### Excerpted data
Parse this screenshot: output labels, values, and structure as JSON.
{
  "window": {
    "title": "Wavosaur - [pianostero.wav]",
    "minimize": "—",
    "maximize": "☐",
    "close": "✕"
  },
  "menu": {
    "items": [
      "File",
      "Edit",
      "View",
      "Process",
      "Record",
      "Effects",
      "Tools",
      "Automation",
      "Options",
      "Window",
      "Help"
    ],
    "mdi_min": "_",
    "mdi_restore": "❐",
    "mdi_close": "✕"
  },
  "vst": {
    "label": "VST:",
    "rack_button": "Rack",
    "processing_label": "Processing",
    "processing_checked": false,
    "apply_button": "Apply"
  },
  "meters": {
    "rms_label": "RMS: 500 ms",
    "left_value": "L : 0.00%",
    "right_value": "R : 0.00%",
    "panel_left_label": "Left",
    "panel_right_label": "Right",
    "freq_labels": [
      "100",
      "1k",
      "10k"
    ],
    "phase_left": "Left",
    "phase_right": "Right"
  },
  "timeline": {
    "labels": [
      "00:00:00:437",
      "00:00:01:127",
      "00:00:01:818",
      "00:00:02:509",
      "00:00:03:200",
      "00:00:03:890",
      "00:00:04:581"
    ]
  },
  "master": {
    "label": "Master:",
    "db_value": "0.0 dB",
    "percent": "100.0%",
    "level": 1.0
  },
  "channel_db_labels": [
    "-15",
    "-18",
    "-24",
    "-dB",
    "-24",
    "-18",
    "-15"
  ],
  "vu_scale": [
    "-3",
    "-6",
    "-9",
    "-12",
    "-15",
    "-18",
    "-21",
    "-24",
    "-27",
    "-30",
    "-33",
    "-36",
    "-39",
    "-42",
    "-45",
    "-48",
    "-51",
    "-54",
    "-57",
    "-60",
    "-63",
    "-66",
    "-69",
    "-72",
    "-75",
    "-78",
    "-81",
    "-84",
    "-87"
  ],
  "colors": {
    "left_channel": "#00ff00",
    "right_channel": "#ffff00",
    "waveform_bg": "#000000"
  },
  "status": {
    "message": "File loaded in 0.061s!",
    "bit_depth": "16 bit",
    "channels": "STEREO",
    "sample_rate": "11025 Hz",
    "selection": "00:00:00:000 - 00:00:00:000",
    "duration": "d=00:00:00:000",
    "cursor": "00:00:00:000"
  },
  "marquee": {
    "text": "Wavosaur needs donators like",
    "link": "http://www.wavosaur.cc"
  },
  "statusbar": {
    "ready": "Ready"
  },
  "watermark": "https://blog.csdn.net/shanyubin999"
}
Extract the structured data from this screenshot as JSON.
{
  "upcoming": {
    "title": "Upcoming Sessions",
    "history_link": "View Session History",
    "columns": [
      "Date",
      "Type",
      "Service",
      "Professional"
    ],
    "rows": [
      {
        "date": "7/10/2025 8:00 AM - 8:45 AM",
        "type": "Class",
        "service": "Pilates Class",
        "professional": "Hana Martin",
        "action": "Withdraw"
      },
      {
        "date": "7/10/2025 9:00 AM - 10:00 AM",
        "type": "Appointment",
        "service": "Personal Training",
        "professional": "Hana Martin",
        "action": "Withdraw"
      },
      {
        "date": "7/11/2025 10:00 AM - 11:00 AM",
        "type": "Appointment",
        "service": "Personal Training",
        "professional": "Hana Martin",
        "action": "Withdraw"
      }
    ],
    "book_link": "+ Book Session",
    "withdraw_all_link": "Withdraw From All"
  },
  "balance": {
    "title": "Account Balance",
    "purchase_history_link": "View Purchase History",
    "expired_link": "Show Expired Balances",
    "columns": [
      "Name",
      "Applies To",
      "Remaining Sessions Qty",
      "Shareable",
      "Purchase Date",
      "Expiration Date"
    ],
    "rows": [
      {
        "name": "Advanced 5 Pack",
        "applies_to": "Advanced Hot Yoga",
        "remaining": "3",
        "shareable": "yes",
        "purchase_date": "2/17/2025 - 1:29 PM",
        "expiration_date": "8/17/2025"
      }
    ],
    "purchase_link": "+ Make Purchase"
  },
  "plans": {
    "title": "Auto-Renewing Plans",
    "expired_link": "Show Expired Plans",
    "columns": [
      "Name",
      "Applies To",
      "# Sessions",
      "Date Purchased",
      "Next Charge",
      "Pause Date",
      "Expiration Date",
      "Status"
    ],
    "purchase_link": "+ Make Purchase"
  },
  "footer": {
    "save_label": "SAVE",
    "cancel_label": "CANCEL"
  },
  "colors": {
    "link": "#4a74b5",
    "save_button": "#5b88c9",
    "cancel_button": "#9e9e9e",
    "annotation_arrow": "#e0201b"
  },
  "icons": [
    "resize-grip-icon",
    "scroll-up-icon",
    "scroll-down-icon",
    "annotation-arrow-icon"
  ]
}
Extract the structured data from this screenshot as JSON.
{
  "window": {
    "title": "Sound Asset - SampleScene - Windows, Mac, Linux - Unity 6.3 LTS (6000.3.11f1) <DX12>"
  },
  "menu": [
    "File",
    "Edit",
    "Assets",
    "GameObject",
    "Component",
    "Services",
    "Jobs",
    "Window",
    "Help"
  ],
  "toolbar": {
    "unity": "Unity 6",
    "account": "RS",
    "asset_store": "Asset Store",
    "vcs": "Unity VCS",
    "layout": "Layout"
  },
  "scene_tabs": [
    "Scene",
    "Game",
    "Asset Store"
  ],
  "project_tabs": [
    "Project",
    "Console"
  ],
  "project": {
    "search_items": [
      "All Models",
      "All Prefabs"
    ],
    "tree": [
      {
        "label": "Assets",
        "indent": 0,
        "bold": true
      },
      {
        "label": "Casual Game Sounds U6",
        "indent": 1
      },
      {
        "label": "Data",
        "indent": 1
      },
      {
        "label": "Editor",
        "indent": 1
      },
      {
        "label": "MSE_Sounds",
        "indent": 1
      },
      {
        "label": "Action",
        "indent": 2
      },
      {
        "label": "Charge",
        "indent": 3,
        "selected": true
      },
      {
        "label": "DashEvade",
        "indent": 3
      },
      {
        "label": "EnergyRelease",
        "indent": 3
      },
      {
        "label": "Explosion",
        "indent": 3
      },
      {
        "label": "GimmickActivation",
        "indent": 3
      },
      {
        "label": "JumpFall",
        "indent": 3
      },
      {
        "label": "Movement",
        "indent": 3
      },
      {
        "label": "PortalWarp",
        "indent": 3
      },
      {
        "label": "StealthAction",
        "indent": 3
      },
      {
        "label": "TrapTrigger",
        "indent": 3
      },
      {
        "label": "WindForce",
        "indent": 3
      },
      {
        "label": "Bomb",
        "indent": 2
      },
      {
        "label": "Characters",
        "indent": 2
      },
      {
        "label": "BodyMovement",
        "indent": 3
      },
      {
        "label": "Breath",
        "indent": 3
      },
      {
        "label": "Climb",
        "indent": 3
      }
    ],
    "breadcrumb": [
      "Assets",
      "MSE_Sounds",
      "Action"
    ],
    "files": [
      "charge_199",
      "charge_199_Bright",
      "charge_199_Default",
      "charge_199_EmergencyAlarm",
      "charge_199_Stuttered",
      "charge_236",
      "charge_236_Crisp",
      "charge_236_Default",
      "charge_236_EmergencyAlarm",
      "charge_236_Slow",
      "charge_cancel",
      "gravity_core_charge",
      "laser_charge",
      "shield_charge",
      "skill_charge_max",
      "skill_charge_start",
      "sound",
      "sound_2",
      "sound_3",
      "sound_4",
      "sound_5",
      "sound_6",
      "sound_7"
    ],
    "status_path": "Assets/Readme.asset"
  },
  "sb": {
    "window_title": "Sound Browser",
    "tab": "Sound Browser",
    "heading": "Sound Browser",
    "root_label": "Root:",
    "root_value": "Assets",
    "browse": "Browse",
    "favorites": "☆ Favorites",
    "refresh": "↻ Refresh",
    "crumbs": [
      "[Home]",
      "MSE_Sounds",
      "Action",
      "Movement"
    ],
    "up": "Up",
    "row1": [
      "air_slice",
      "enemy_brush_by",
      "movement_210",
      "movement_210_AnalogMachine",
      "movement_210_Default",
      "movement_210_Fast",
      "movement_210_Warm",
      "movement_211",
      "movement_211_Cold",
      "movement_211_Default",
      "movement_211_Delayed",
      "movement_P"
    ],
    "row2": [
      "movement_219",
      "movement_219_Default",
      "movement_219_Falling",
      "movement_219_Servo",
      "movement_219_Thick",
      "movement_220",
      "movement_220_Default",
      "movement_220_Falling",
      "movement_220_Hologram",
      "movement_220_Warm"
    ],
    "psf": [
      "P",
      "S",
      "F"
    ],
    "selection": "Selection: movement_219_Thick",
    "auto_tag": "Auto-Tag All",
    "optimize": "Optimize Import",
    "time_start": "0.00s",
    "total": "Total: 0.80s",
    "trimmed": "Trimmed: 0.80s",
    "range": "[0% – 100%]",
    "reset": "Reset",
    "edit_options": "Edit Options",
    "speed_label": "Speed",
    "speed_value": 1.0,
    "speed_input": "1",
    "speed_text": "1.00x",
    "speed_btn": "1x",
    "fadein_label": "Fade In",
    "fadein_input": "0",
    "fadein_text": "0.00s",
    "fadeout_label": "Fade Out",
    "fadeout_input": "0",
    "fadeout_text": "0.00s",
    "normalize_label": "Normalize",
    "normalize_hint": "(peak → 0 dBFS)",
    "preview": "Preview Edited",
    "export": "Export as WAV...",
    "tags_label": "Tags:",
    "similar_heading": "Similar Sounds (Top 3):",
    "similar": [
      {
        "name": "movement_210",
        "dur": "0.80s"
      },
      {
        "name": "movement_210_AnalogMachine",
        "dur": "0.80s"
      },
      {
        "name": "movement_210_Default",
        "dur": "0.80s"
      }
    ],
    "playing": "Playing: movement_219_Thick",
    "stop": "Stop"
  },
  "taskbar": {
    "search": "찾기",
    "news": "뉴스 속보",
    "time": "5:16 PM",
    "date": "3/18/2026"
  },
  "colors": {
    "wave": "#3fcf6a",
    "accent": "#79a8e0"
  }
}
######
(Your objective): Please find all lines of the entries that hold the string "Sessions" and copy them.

(Final answer):
    "title": "Upcoming Sessions",
      "Remaining Sessions Qty",
      "# Sessions",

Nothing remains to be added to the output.